● EXERCISE DIRECTIONS
Repeat the listing below in full, exactly.

··· EXTRACTED DATA ···

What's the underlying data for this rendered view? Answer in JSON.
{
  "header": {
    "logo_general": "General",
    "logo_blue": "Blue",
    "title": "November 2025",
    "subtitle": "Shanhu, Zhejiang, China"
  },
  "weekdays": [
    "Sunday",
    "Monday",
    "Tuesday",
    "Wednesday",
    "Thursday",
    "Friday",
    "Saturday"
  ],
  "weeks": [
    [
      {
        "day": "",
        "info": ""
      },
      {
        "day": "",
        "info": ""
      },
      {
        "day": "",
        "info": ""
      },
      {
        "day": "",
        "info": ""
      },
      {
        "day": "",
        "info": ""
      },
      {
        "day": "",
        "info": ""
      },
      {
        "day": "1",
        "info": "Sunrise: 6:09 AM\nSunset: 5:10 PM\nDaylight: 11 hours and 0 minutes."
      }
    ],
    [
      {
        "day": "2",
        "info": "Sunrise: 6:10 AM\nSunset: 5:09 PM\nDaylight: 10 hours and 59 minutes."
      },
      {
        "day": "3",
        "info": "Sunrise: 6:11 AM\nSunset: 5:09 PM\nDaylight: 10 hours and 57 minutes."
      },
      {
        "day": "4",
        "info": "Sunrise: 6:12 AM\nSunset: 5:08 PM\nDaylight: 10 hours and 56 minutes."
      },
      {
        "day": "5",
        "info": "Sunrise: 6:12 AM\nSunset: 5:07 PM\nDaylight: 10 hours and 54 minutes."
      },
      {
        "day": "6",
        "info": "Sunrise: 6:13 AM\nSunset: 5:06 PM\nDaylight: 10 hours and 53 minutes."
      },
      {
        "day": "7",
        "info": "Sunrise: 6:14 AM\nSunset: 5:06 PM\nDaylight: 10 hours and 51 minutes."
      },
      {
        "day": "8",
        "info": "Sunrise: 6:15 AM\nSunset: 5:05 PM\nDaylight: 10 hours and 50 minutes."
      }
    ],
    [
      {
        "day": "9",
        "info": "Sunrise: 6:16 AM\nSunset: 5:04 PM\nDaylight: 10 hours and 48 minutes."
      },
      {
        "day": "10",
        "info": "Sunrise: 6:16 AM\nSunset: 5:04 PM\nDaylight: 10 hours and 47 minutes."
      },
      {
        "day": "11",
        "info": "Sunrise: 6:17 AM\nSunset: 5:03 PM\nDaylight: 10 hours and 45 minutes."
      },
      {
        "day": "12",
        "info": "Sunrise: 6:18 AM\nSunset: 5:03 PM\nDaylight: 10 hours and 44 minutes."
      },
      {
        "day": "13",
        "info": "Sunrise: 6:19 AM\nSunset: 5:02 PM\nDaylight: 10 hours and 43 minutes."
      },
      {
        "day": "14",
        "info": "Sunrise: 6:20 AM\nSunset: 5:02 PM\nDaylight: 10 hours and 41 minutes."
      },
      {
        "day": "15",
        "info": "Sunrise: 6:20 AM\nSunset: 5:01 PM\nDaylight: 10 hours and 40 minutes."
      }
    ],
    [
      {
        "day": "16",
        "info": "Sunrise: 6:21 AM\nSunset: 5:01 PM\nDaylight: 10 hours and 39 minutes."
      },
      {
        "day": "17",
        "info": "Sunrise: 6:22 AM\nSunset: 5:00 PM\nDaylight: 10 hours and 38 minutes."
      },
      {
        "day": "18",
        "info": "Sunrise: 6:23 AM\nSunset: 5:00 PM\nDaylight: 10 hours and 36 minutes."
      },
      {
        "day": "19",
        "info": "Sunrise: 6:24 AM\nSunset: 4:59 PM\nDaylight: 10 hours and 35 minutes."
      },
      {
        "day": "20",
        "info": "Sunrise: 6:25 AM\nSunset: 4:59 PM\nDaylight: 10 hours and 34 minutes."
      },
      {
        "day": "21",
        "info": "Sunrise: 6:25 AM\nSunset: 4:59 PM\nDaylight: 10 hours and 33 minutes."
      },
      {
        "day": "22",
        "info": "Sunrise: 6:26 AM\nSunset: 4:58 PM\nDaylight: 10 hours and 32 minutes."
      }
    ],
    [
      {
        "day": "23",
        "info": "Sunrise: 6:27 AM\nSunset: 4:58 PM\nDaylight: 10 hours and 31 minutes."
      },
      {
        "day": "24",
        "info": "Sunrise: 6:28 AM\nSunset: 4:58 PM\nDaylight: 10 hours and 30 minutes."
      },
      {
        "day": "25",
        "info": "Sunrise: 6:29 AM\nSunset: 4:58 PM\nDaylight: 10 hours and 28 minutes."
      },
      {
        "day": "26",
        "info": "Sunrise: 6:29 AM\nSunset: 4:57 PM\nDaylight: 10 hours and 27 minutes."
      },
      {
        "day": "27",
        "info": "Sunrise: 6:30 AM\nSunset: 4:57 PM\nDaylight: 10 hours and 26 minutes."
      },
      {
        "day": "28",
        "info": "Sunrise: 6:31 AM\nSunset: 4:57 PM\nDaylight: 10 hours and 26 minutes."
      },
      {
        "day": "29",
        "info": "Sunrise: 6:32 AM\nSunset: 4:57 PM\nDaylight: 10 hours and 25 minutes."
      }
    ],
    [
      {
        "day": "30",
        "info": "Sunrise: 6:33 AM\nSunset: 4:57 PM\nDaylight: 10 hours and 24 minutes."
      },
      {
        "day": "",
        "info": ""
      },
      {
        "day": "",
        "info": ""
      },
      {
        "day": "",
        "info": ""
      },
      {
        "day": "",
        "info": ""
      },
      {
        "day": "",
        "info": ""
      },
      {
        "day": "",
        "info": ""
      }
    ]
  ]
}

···

● EXERCISE ANSWER
What's the underlying data for this rendered view? Answer in JSON.
{
  "header": {
    "logo_general": "General",
    "logo_blue": "Blue",
    "title": "November 2025",
    "subtitle": "Shanhu, Zhejiang, China"
  },
  "weekdays": [
    "Sunday",
    "Monday",
    "Tuesday",
    "Wednesday",
    "Thursday",
    "Friday",
    "Saturday"
  ],
  "weeks": [
    [
      {
        "day": "",
        "info": ""
      },
      {
        "day": "",
        "info": ""
      },
      {
        "day": "",
        "info": ""
      },
      {
        "day": "",
        "info": ""
      },
      {
        "day": "",
        "info": ""
      },
      {
        "day": "",
        "info": ""
      },
      {
        "day": "1",
        "info": "Sunrise: 6:09 AM\nSunset: 5:10 PM\nDaylight: 11 hours and 0 minutes."
      }
    ],
    [
      {
        "day": "2",
        "info": "Sunrise: 6:10 AM\nSunset: 5:09 PM\nDaylight: 10 hours and 59 minutes."
      },
      {
        "day": "3",
        "info": "Sunrise: 6:11 AM\nSunset: 5:09 PM\nDaylight: 10 hours and 57 minutes."
      },
      {
        "day": "4",
        "info": "Sunrise: 6:12 AM\nSunset: 5:08 PM\nDaylight: 10 hours and 56 minutes."
      },
      {
        "day": "5",
        "info": "Sunrise: 6:12 AM\nSunset: 5:07 PM\nDaylight: 10 hours and 54 minutes."
      },
      {
        "day": "6",
        "info": "Sunrise: 6:13 AM\nSunset: 5:06 PM\nDaylight: 10 hours and 53 minutes."
      },
      {
        "day": "7",
        "info": "Sunrise: 6:14 AM\nSunset: 5:06 PM\nDaylight: 10 hours and 51 minutes."
      },
      {
        "day": "8",
        "info": "Sunrise: 6:15 AM\nSunset: 5:05 PM\nDaylight: 10 hours and 50 minutes."
      }
    ],
    [
      {
        "day": "9",
        "info": "Sunrise: 6:16 AM\nSunset: 5:04 PM\nDaylight: 10 hours and 48 minutes."
      },
      {
        "day": "10",
        "info": "Sunrise: 6:16 AM\nSunset: 5:04 PM\nDaylight: 10 hours and 47 minutes."
      },
      {
        "day": "11",
        "info": "Sunrise: 6:17 AM\nSunset: 5:03 PM\nDaylight: 10 hours and 45 minutes."
      },
      {
        "day": "12",
        "info": "Sunrise: 6:18 AM\nSunset: 5:03 PM\nDaylight: 10 hours and 44 minutes."
      },
      {
        "day": "13",
        "info": "Sunrise: 6:19 AM\nSunset: 5:02 PM\nDaylight: 10 hours and 43 minutes."
      },
      {
        "day": "14",
        "info": "Sunrise: 6:20 AM\nSunset: 5:02 PM\nDaylight: 10 hours and 41 minutes."
      },
      {
        "day": "15",
        "info": "Sunrise: 6:20 AM\nSunset: 5:01 PM\nDaylight: 10 hours and 40 minutes."
      }
    ],
    [
      {
        "day": "16",
        "info": "Sunrise: 6:21 AM\nSunset: 5:01 PM\nDaylight: 10 hours and 39 minutes."
      },
      {
        "day": "17",
        "info": "Sunrise: 6:22 AM\nSunset: 5:00 PM\nDaylight: 10 hours and 38 minutes."
      },
      {
        "day": "18",
        "info": "Sunrise: 6:23 AM\nSunset: 5:00 PM\nDaylight: 10 hours and 36 minutes."
      },
      {
        "day": "19",
        "info": "Sunrise: 6:24 AM\nSunset: 4:59 PM\nDaylight: 10 hours and 35 minutes."
      },
      {
        "day": "20",
        "info": "Sunrise: 6:25 AM\nSunset: 4:59 PM\nDaylight: 10 hours and 34 minutes."
      },
      {
        "day": "21",
        "info": "Sunrise: 6:25 AM\nSunset: 4:59 PM\nDaylight: 10 hours and 33 minutes."
      },
      {
        "day": "22",
        "info": "Sunrise: 6:26 AM\nSunset: 4:58 PM\nDaylight: 10 hours and 32 minutes."
      }
    ],
    [
      {
        "day": "23",
        "info": "Sunrise: 6:27 AM\nSunset: 4:58 PM\nDaylight: 10 hours and 31 minutes."
      },
      {
        "day": "24",
        "info": "Sunrise: 6:28 AM\nSunset: 4:58 PM\nDaylight: 10 hours and 30 minutes."
      },
      {
        "day": "25",
        "info": "Sunrise: 6:29 AM\nSunset: 4:58 PM\nDaylight: 10 hours and 28 minutes."
      },
      {
        "day": "26",
        "info": "Sunrise: 6:29 AM\nSunset: 4:57 PM\nDaylight: 10 hours and 27 minutes."
      },
      {
        "day": "27",
        "info": "Sunrise: 6:30 AM\nSunset: 4:57 PM\nDaylight: 10 hours and 26 minutes."
      },
      {
        "day": "28",
        "info": "Sunrise: 6:31 AM\nSunset: 4:57 PM\nDaylight: 10 hours and 26 minutes."
      },
      {
        "day": "29",
        "info": "Sunrise: 6:32 AM\nSunset: 4:57 PM\nDaylight: 10 hours and 25 minutes."
      }
    ],
    [
      {
        "day": "30",
        "info": "Sunrise: 6:33 AM\nSunset: 4:57 PM\nDaylight: 10 hours and 24 minutes."
      },
      {
        "day": "",
        "info": ""
      },
      {
        "day": "",
        "info": ""
      },
      {
        "day": "",
        "info": ""
      },
      {
        "day": "",
        "info": ""
      },
      {
        "day": "",
        "info": ""
      },
      {
        "day": "",
        "info": ""
      }
    ]
  ]
}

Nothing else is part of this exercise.